Zuckerberg will first appear before a joint hearing led by Senate Committee on the Judiciary Chairman Chuck Grassley (R-Iowa) and Senate Commerce, Science, and Transportation Committee Chairman John Thune (R-S.D.) It is titled, “Facebook, Social Media Privacy, and the Use and Abuse of Data.”
After the Republican hosted Senate hearing, Zuckerberg will then not just appear but testify before the House Energy and Commerce Committee, a bi-partisan session led by E&C Chairman Greg Walden (R-OR) and Ranking Member Frank Pallone, Jr. (D-NJ). The House’s version of the hearing is slightly more Facebook friendly, entitled “Facebook: Transparency and Use of Consumer Data.”
There is definite irony that political gain is at the heart of the issue in both the root of the scandal and these hearings. In any event, the public (maybe) wants a face, and Zuckerberg is giving the elected officials and the throngs of reporters that will watch the live streams of the hearings, a face.
The now 33 year old CEO of Facebook is no stranger to the spotlight in some ways (he had a book about his life come out when he was just 25), but he has thus far followed in Jeff Bezos’s footsteps — his name is widely known, but far less is known about him. Zuckerberg’s passion and belief in the mission of Facebook will either be the saving grace or give the regulators something to focus on in an era where there are far more pressing dangers than Cambridge Analytica.
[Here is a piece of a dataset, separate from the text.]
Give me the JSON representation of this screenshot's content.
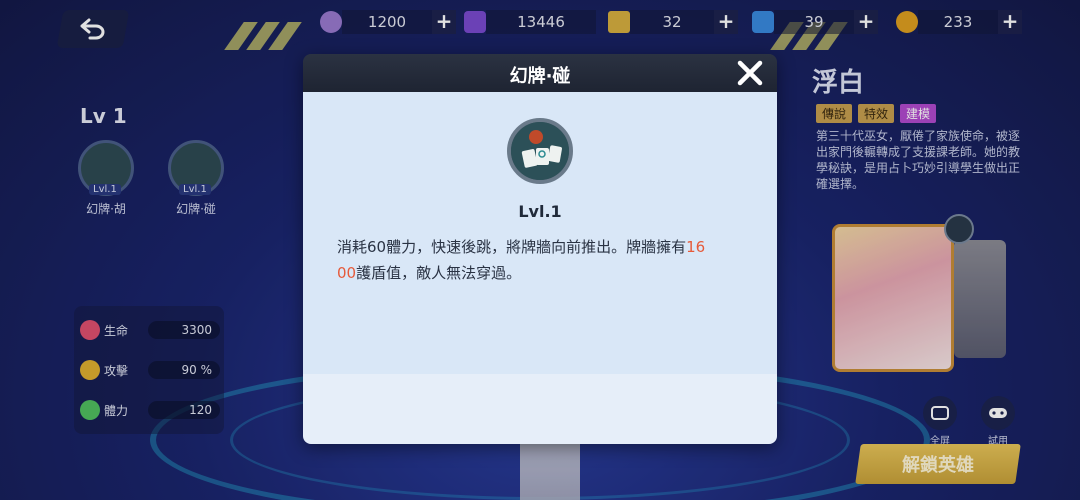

My wife, an Ivy League educated lawyer and mother to our almost five-year old twins, uses Facebook as a primary channel for digital consumption. I asked her whether her network was up in arms and all abuzz over Mark Zuckerberg testifying. She knew about it but not from her network on Facebook. It was from her husband assuming that her network must have given up posting details personal and profane to talk about this. One interpretation — the bar is really high for people to really care about the cost of using free services so long as it doesn’t feel like direct harm is happening. I don’t enjoy political ads, but it’s hard to actually feel as though I might have seen more of them as a result of the current scandal. (Then again, based on where I live I probably didn’t.) But, were I a politician, I could see getting really upset about this.
Where does Disney come in? Even with more than 2 billion monthly active users, I would argue users don’t actually love Facebook, and as a result of or vice versa, its CEO. Facebook helps you stay in touch with and up to date on those you love and those you long to be with or be like. You love the photos on Instagram. You love how it can make you seem and what it can make you see. You don’t love Facebook or Instagram, though. You use Facebook and Instagram. You love someone else.
All of this is why, despite the near ubiquity of platform he founded and now leads, the hearing room won’t be full of “Thank You’s” to Mark and congratulations on what he has achieved.
But if Disney were there though… do you think the questions would be as tough, the tone so (presumably) combative?
Disney as a person made millions, and the firm bearing his name now makes billions, from hooking users even earlier than Facebook does; his legacy will be hard to top even though he did not take the 1% pledge and who was in many ways not himself anywhere near as good of a human being as Mark aspires to be. Even the mere mention that Disney (the person) was flawed creates the type of cognitive dissonance that is hard to reconcile. That is the power of love.
So where in all this does Netflix fit? The prosaic answer is content. The business answer is the power of distribution plus content together. It is also being able to connect people and shared experiences in ways like never before. It is digital vertical integration in the vein of Amazon.
The real answer though is love. People love characters. People love stories. People don’t love non-exclusive delivery channels of the things love. They need them, but they don’t love them.